** Opening Dataset excerpts block **

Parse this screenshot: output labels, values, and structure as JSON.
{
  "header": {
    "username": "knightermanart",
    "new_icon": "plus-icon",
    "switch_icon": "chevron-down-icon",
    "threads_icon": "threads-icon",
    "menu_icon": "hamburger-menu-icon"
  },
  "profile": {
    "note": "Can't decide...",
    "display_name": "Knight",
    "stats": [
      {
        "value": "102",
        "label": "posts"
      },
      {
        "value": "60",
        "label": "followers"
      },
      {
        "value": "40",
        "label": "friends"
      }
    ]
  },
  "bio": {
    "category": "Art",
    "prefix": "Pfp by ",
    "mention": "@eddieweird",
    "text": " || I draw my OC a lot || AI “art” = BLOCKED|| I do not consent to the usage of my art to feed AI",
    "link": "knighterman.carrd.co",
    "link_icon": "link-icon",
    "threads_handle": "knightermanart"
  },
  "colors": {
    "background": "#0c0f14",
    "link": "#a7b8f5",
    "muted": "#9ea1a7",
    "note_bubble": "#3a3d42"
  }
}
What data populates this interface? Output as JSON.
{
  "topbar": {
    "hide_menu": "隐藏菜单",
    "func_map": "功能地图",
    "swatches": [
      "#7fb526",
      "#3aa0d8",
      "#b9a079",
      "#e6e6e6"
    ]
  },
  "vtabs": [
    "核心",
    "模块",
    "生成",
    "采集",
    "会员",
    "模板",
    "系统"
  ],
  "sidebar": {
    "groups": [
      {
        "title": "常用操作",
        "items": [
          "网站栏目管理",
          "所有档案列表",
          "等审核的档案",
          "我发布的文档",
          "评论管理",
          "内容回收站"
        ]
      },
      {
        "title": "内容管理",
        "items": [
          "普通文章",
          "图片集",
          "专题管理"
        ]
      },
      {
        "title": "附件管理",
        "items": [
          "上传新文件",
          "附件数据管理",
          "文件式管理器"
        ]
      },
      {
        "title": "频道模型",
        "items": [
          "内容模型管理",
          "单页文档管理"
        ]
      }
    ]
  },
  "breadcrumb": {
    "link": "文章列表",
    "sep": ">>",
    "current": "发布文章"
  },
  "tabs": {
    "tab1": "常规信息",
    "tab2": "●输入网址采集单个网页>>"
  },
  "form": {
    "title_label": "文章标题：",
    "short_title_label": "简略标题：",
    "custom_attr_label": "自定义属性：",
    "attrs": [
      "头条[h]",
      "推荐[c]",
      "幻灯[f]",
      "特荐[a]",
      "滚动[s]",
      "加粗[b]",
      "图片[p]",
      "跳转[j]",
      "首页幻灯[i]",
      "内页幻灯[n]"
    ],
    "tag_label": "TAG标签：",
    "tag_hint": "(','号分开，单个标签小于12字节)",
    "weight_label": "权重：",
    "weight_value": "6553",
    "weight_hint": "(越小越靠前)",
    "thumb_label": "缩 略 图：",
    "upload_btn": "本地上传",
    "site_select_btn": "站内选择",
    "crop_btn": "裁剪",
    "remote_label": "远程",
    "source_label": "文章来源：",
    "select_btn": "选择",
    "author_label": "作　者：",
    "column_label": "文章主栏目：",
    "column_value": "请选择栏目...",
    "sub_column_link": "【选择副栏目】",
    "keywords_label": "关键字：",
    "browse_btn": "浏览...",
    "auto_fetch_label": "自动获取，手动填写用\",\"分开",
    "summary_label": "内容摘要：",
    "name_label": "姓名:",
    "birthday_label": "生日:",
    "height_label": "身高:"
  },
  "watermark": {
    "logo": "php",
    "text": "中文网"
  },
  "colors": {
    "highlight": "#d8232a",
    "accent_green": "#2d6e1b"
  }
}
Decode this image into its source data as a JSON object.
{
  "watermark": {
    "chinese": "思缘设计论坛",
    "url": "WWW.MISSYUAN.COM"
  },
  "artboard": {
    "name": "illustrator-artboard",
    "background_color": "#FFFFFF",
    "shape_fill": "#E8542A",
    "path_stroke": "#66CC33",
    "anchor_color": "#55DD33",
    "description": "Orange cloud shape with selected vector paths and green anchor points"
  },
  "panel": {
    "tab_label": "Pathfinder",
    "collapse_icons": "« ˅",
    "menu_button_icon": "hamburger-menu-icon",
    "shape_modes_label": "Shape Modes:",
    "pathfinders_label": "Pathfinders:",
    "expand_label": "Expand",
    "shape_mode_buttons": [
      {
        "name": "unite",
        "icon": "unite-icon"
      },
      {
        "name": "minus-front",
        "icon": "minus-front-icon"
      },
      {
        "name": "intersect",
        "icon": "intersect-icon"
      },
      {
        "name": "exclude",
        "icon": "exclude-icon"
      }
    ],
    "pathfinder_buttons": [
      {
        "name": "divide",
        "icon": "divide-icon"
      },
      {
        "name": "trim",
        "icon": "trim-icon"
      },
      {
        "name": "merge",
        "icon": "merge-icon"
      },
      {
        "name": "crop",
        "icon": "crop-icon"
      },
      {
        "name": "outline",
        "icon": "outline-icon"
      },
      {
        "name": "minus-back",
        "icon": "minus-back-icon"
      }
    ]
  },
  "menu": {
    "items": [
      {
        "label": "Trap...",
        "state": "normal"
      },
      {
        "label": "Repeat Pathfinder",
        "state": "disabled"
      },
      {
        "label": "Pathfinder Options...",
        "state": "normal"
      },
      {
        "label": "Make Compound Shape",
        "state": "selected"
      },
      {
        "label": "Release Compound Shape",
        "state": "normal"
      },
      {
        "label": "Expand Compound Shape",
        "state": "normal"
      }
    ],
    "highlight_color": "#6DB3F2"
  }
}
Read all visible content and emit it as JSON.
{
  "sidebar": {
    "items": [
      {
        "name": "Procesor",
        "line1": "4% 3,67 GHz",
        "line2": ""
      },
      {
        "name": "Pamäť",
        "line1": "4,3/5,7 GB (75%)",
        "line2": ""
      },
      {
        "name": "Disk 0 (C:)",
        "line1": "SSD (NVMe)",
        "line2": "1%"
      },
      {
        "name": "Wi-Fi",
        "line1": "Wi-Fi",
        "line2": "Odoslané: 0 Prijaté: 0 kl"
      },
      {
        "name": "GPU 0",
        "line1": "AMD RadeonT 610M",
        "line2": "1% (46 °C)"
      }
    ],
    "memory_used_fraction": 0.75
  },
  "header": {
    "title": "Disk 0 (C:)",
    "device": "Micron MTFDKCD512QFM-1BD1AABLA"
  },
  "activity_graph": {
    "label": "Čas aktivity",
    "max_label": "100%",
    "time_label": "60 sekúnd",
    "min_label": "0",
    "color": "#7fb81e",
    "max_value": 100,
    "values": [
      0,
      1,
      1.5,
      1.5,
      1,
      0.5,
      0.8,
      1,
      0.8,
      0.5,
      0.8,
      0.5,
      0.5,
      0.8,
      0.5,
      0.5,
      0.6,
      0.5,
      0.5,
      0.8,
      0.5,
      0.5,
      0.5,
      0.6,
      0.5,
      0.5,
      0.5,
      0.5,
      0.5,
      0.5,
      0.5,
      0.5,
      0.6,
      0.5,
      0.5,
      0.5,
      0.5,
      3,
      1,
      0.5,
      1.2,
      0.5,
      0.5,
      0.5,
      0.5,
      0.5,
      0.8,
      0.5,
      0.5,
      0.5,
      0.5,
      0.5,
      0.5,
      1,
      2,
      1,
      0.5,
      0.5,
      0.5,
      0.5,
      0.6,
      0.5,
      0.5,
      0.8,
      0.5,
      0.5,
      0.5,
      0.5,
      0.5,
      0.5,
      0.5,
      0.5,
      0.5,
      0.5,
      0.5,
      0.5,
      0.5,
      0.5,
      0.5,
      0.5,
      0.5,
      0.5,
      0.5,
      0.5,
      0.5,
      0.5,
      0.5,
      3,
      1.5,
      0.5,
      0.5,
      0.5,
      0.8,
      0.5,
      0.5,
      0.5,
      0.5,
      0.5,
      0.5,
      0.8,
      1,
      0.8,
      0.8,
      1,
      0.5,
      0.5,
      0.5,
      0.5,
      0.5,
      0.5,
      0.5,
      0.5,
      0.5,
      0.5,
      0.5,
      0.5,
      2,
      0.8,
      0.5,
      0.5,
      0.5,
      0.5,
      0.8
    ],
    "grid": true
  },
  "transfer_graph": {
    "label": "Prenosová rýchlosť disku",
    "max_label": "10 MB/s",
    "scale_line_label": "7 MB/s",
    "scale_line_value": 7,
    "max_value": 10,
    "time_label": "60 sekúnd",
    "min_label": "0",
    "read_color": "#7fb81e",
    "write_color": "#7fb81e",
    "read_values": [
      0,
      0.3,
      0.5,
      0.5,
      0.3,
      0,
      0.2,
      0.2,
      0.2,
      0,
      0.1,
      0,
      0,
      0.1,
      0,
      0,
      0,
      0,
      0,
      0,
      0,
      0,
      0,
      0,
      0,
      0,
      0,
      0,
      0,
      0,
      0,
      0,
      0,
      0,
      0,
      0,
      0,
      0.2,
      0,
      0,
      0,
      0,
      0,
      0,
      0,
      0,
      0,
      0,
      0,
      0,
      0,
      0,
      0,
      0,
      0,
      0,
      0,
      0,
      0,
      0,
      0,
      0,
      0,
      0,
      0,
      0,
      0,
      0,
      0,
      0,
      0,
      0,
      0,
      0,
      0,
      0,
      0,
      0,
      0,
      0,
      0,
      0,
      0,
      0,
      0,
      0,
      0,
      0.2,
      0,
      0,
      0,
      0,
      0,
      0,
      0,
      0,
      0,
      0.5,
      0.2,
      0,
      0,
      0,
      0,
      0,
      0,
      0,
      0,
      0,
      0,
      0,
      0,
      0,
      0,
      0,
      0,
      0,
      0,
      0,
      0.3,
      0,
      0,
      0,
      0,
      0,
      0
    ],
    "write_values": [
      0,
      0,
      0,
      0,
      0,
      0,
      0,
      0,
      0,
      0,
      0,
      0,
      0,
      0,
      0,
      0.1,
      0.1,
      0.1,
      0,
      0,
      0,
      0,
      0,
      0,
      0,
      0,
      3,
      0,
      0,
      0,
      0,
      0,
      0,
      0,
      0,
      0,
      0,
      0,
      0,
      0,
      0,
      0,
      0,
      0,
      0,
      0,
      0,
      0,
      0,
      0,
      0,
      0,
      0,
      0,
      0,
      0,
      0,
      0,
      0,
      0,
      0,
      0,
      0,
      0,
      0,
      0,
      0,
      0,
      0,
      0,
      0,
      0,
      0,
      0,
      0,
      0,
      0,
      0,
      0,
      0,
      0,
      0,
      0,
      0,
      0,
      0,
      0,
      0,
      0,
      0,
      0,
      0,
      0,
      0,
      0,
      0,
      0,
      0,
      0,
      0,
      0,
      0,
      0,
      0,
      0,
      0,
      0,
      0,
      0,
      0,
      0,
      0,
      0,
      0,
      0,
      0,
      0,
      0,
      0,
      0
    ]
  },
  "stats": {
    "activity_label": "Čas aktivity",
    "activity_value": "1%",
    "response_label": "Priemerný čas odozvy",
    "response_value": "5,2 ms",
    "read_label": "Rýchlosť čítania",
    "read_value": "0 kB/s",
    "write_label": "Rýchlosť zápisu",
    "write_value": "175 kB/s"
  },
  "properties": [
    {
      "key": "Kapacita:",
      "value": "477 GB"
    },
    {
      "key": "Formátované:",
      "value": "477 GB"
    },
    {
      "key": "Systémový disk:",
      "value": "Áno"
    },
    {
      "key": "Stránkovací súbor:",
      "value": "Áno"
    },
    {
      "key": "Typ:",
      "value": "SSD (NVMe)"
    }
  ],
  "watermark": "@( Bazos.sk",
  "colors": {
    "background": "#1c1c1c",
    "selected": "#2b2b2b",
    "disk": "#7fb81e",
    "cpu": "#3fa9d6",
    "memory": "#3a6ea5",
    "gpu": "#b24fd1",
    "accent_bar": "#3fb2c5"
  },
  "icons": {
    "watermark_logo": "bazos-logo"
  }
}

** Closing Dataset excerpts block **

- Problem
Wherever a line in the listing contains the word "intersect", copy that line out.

- Exercise result
        "name": "intersect",
        "icon": "intersect-icon"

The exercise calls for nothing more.